The two photos below sum up why loose leaf tea is better also. Each one of those oolong teas balls unfurls and needs room to expand like the article I mentioned says. I really like how they explain it. So many reasons to use loose leaf tea.
When I was at my last event many people were calling herbal tisanes and herbal infusions tea. I will preference this with the fact my great-grandmother (my dad’s grandmother) was an herbalist and I worked at many natural food places and sold herbal tisanes since the 1990s. I know many of the health benefits of them. I respect people who are knowledgeable about herbs (some have been certified) and have not been as involved in that aspect of health like I use to be (my knowledge is a little rusty in that area). I do not understand calling anything put in water now is considered a tea. That is like when natural actually meant something and now means nothing at all. Yes, there was a time natural actually meant healthy and less processed food from the earth. When you get apple juice are you getting 100% juice or are you getting water with sugar and 10% actual juice? To me, the water, sugar and 10% juice is not juice. Cherry Kool-Aid is not cherry juice. There was a time when something was labeled a juice and it had no actual juice in it. Thank goodness this has changed.
I really believe that tea should be used for the camellia sinensis plant. This does not mean rooibos, tulsi or dandelion root are not good drinks, it just means it is not tea, it is an herbal infusion or herbal tisane. I have had many people asking me questions that have nothing to do with tea and them thinking I know nothing. Well if you actually asked me about tea, then I would most likely be able to answer the question.
Where I am living right now there are a lot of people who listened to people who say they are experts because they saw it on the internet or want to look knowledgeable. If they were actually knowledgeable about tea they would not put tea in clear containers and they would not be spreading inaccuracies.
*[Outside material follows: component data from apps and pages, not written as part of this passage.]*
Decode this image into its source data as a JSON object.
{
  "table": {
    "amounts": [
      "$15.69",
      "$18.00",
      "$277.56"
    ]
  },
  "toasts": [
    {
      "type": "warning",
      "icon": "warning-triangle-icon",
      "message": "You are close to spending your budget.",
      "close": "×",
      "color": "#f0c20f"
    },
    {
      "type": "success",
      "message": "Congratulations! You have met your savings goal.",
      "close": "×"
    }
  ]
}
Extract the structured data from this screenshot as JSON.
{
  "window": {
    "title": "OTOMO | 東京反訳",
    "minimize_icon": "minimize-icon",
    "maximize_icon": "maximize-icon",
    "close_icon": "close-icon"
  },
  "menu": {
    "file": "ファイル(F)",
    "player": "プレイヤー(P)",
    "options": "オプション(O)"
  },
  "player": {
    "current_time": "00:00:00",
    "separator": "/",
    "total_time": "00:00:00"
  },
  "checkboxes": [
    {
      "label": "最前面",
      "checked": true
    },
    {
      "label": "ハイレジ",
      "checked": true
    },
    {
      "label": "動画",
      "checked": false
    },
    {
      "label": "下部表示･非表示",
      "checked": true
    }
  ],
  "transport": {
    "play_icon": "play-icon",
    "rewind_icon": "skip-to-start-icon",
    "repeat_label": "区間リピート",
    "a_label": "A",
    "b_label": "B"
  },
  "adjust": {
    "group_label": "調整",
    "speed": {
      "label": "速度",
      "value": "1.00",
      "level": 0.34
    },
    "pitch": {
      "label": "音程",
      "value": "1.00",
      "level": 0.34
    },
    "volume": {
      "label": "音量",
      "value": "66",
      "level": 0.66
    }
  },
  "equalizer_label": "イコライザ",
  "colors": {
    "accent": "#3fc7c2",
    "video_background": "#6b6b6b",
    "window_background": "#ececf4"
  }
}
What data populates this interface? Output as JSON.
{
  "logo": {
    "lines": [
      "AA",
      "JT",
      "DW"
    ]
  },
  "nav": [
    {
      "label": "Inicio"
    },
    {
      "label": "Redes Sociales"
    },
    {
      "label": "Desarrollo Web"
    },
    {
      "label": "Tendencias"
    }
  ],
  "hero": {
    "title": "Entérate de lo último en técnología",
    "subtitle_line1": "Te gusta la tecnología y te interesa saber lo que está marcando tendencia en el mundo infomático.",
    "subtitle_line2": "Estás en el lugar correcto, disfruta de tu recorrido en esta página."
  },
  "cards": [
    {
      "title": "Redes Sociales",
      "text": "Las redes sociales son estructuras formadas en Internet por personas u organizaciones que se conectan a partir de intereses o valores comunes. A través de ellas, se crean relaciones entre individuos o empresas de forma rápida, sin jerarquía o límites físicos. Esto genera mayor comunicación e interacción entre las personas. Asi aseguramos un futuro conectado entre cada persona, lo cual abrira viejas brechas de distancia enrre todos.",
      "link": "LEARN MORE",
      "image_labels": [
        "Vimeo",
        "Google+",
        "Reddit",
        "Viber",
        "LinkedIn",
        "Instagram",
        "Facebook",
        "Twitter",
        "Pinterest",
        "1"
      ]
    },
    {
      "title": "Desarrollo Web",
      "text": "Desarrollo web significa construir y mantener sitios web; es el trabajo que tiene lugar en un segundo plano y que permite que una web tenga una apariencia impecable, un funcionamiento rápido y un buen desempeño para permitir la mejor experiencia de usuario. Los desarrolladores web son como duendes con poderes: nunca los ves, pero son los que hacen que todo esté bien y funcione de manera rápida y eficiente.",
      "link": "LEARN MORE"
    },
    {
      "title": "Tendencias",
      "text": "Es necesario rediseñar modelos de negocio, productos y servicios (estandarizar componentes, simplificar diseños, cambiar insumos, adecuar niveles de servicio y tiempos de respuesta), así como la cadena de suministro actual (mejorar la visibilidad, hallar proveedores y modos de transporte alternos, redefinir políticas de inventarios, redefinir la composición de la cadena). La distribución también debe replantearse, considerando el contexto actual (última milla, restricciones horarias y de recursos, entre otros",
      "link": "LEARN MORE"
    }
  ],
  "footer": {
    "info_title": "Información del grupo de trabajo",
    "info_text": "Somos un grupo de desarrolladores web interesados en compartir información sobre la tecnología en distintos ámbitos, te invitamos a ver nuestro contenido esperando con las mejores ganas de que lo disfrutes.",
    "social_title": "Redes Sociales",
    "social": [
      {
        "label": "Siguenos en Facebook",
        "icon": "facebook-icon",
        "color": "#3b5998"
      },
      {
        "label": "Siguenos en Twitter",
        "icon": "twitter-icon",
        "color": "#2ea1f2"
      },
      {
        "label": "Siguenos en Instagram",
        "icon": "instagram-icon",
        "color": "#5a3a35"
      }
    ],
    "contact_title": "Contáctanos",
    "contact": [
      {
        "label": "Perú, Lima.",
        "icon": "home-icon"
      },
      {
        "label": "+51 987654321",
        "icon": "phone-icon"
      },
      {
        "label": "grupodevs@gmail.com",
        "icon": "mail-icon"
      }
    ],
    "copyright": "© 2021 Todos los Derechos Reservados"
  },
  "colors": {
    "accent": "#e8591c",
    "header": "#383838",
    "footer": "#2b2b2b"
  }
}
People get annoyed when they ask which of my teas helps with a headache. Well maybe you need to talk to an herbalist expert, you could get that answer, I am a tea expert. I can answer some of those questions for the several decades of being in the industry, but as I said my knowledge is a little rusty and I am not selling many herbals, I am selling teas.
On a side note, I was talking with a nice lady yesterday and she used “High Tea” for Afternoon Tea or Tea Service. I do not think she realized she was talking about a working-class supper meal. There is nothing wrong with the working class or them eating supper, but she was using it as a fancy meal. This happens a lot and this does not bug me as much because it has been muddled for a long time. It is like how people misuse hoi polloi. Hoi polloi means common people, the masses, and people think it means rich or exclusive people. This is a really good analogy for Afternoon Tea. Actually, if you said Low Tea you would be correct because afternoon tea was first eaten on coffee and end tables. Afternoon tea is mainly a glorified fancy snack time with tea. It was originally a snack of sweets with tea to tied ladies over for actual supper meal. Later bite-size sandwiches were added to Afternoon Tea.